Dock leaves are present in almost every field, garden and lawn, and it is extremely likely that you have them growing or in a dormant state in your garden. In fact, dock seeds were found in soil samples from over a third of UK gardens. Home Farm certainly isn’t short of a few.
This post has been motivated by a chat we had with Darlac on Twitter recently, where they shared some interesting facts about dock leaves, which prompted me to look into them. I hit the books to find out more and have put together my findings below.
There are a number of common weedy docks, and from a gardening perspective they’re all equally plentiful, annoying and unsightly.
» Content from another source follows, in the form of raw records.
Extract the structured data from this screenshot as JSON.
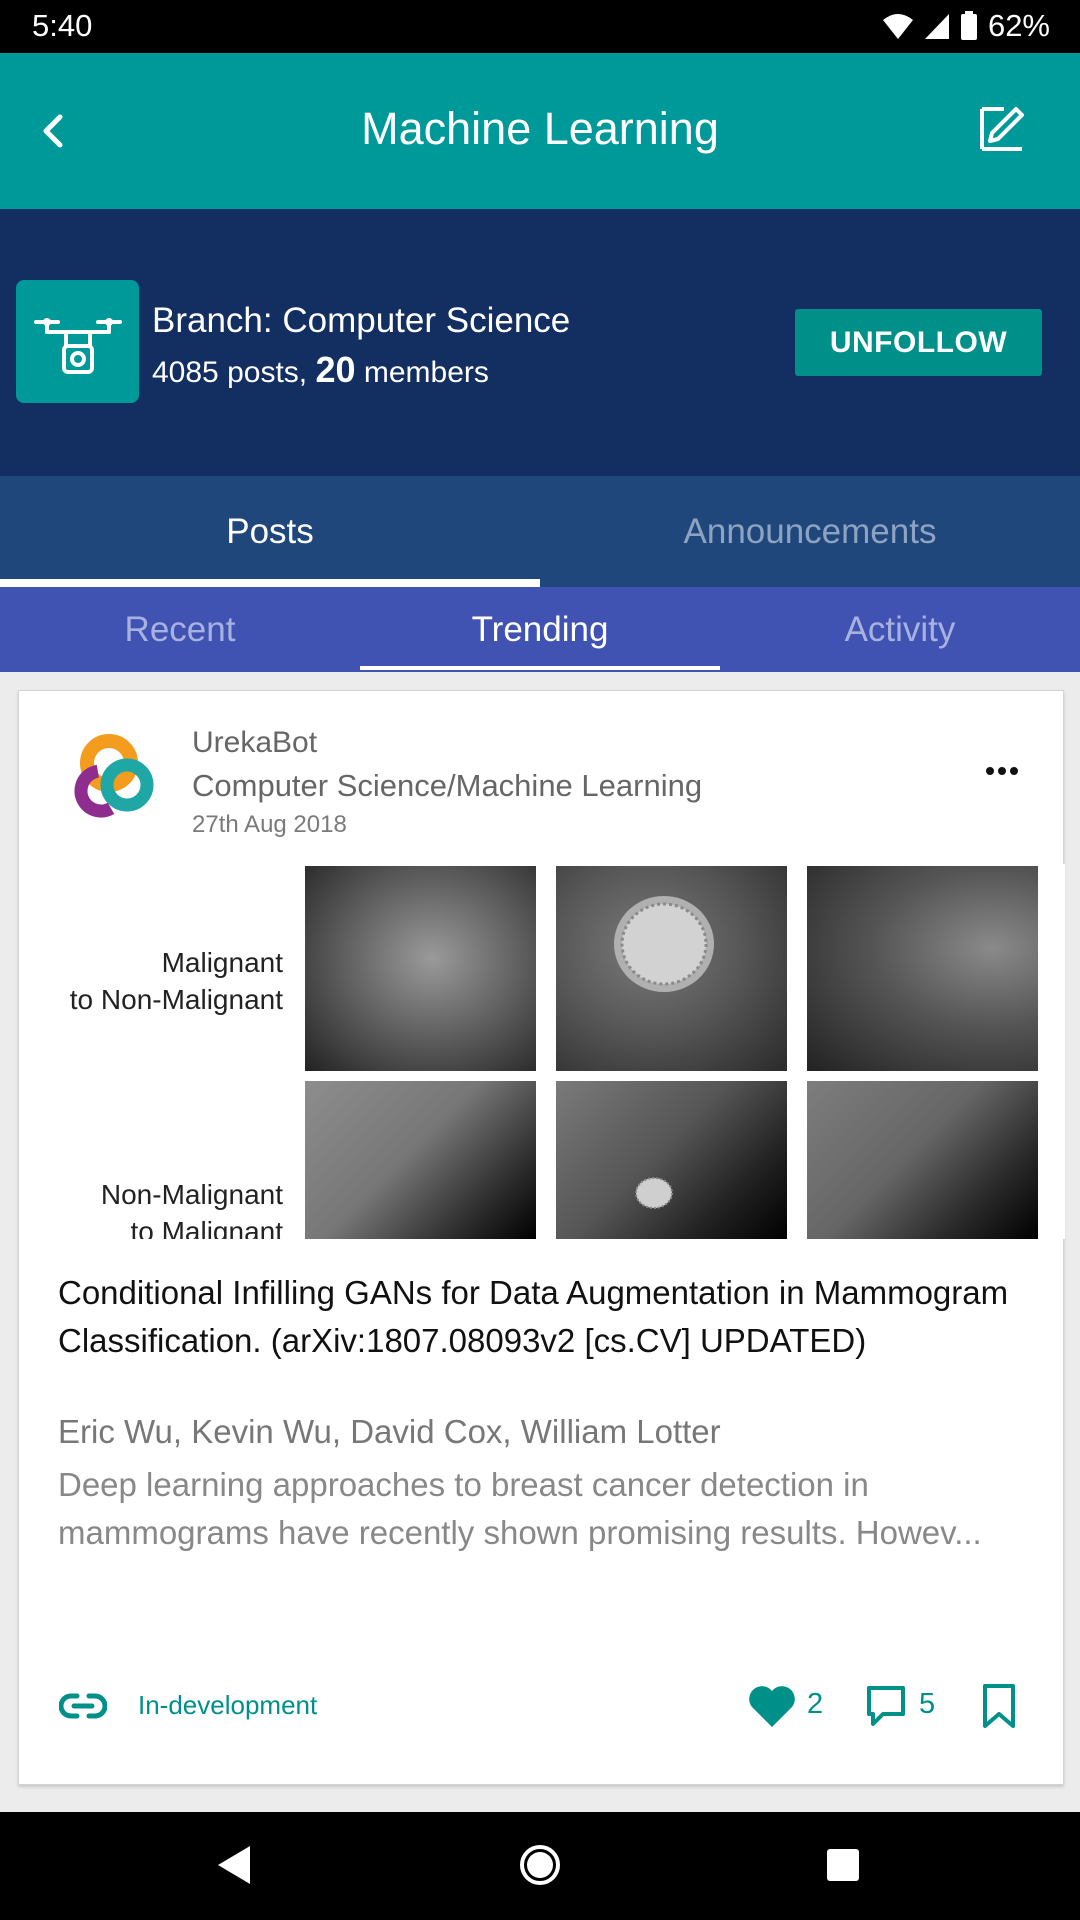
{
  "status_bar": {
    "time": "5:40",
    "battery": "62%"
  },
  "app_bar": {
    "title": "Machine Learning"
  },
  "branch": {
    "name": "Branch: Computer Science",
    "posts_text": "4085 posts,",
    "members_count": "20",
    "members_label": "members",
    "unfollow_label": "UNFOLLOW"
  },
  "main_tabs": [
    {
      "label": "Posts"
    },
    {
      "label": "Announcements"
    }
  ],
  "sub_tabs": [
    {
      "label": "Recent"
    },
    {
      "label": "Trending"
    },
    {
      "label": "Activity"
    }
  ],
  "post": {
    "author": "UrekaBot",
    "category": "Computer Science/Machine Learning",
    "date": "27th Aug 2018",
    "figure_labels": {
      "row1_line1": "Malignant",
      "row1_line2": "to Non-Malignant",
      "row2_line1": "Non-Malignant",
      "row2_line2": "to Malignant"
    },
    "title": "Conditional Infilling GANs for Data Augmentation in Mammogram Classification. (arXiv:1807.08093v2 [cs.CV] UPDATED)",
    "authors": "Eric Wu, Kevin Wu, David Cox, William Lotter",
    "excerpt": "Deep learning approaches to breast cancer detection in mammograms have recently shown promising results. Howev...",
    "status": "In-development",
    "likes": "2",
    "comments": "5"
  },
  "colors": {
    "teal": "#00999a",
    "navy": "#132f62",
    "tab_blue": "#20477c",
    "indigo": "#4153b2"
  }
}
They are abundant in cultivated ground, wild fields, farm yards, river banks and lawns. What makes them so prolific is their deep, tough taproot and ability to produce ridiculously high quantities of seed. Under favourable conditions, a single dock plant can produce an astonishing 30,000 seeds.
I’ve checked several gardening books and The Book of Weeds cites that dock seeds can survive in the soil for up to a century. Other sources state that seeds can lie dormant in soil between 25-50 years. Whichever source is correct there’s no denying that docks have a survival and preservation mechanism that’s built to last.
Just about everybody in the UK knows that you rub dock leaves on the area of skin where you’ve been stung by nettles. I’ve done it and it does help a little bit.
Some people eat young dock leaves that are harvested in early spring. From what I’ve read, it’s light lemony flavour is an acquired taste. They can also be added to nettle soup. Maybe I’ll try them next year.
Used correctly, docks can have a laxative effect that stimulates gut motion, making it a good natural remedy for constipation, reflux and stomach acid issues.
You can also use curled dock leaves to make a vodka based tincture that some believe helps with skin problems and constipation.
Dock leaves in history
The practice of using dock leaves to alleviate stinging nettle burn goes back centuries where it is mentioned in Chaucer′s Troilus and Criseyde.
Historical records show that dock leaves helped cure Julius Caesar’s soldiers of scurvy.
In 1653, Culpeper suggested boiling dock roots in vinegar for “bathing itches, scabs and breaking out of the skin.”
There are also numerous references to dock leaves in traditional Chinese medicine, Ayurveda and Classical Greek texts.
These numerous historical references suggest that docks have grown in abundant quantities for millennia.
How to get rid of dock leaves
Seedlings can simply be killed off by hoeing or delicate hand picking, but as soon as taproots have been allowed to develop they become a nightmare to get rid of. Established plants can only be killed by digging out the top 15-20cm of the taproot because the plant will not be able to resprout from a deeper point.
With long-term control and removal in mind, it’s critical to stop seed production. You can do this by cutting down the flowering stems to stop them from spreading.